> Try it
Where a line holds the word "heading", copy that line from the data below.

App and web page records
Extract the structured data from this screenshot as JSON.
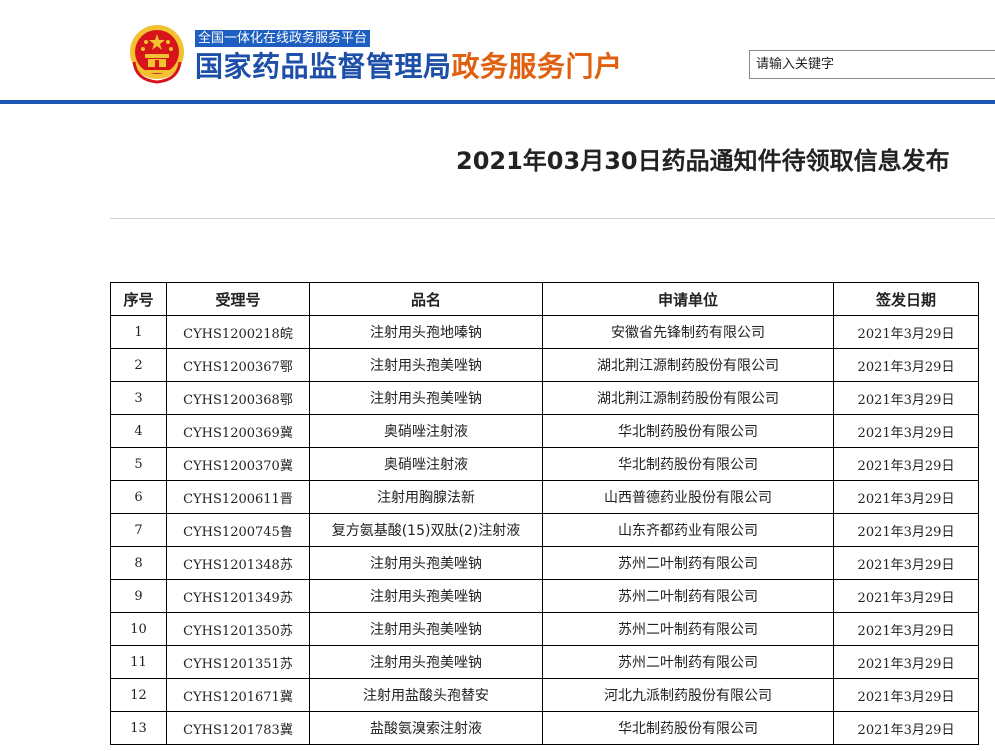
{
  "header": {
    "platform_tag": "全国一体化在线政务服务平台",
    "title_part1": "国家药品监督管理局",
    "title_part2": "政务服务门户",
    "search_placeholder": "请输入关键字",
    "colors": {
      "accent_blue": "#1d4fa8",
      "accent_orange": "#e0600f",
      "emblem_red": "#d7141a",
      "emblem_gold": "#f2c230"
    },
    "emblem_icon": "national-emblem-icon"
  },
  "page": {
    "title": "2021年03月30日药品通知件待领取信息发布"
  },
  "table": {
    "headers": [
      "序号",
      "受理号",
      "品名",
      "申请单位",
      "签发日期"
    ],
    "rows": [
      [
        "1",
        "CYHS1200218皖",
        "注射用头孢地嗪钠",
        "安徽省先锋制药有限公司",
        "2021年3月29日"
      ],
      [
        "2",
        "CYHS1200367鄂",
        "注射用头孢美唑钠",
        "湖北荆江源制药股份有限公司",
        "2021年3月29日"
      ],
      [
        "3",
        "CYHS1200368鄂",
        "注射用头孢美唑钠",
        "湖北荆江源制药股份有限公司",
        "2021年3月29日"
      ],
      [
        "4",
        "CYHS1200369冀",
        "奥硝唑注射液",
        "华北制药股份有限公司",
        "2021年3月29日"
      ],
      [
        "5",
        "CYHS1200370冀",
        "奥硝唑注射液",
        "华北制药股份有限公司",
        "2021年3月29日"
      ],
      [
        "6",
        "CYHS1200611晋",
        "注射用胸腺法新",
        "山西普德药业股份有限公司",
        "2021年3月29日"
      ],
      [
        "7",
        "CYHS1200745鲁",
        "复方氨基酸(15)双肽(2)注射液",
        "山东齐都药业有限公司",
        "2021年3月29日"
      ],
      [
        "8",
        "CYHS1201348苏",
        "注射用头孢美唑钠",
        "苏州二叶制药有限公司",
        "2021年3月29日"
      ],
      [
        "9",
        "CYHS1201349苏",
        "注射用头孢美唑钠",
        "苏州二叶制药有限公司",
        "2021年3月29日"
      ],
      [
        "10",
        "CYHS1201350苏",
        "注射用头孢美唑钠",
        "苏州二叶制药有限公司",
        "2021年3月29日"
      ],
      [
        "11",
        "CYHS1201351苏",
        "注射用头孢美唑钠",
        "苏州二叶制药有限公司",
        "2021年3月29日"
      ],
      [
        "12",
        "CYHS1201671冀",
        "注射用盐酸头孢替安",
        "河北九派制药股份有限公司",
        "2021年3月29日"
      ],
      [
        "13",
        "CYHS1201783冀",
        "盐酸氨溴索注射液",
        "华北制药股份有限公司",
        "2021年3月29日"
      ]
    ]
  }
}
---
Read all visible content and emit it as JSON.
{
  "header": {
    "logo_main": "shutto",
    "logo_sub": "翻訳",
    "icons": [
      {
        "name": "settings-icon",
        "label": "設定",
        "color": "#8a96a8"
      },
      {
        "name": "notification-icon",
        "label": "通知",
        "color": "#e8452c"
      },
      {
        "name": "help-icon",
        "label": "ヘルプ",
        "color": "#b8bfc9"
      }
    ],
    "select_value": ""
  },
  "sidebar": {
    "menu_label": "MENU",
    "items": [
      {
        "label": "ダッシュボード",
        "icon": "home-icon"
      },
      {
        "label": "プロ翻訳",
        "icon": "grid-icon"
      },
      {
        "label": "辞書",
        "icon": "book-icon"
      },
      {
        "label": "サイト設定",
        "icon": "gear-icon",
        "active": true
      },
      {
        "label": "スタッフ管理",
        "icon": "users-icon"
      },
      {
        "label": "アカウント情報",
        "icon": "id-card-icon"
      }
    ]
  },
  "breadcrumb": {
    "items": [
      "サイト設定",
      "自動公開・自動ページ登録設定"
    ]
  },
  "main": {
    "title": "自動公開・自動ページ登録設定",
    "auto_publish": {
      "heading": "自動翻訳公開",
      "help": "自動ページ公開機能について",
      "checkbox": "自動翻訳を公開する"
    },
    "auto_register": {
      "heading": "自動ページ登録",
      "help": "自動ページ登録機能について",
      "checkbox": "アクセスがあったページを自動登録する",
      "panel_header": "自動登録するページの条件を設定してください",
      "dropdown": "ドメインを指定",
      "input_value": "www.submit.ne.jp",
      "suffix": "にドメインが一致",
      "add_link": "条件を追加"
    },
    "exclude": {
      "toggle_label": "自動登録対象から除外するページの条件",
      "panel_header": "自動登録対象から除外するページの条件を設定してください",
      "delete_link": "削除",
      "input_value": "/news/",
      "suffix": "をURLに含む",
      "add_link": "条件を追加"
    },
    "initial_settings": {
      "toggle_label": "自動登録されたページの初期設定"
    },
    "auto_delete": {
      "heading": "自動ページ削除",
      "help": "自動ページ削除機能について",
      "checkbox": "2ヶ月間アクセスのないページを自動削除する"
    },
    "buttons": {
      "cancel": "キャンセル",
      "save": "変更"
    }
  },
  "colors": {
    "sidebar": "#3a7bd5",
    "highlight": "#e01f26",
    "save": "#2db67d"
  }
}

> Reply
      "heading": "自動翻訳公開",
      "heading": "自動ページ登録",
      "heading": "自動ページ削除",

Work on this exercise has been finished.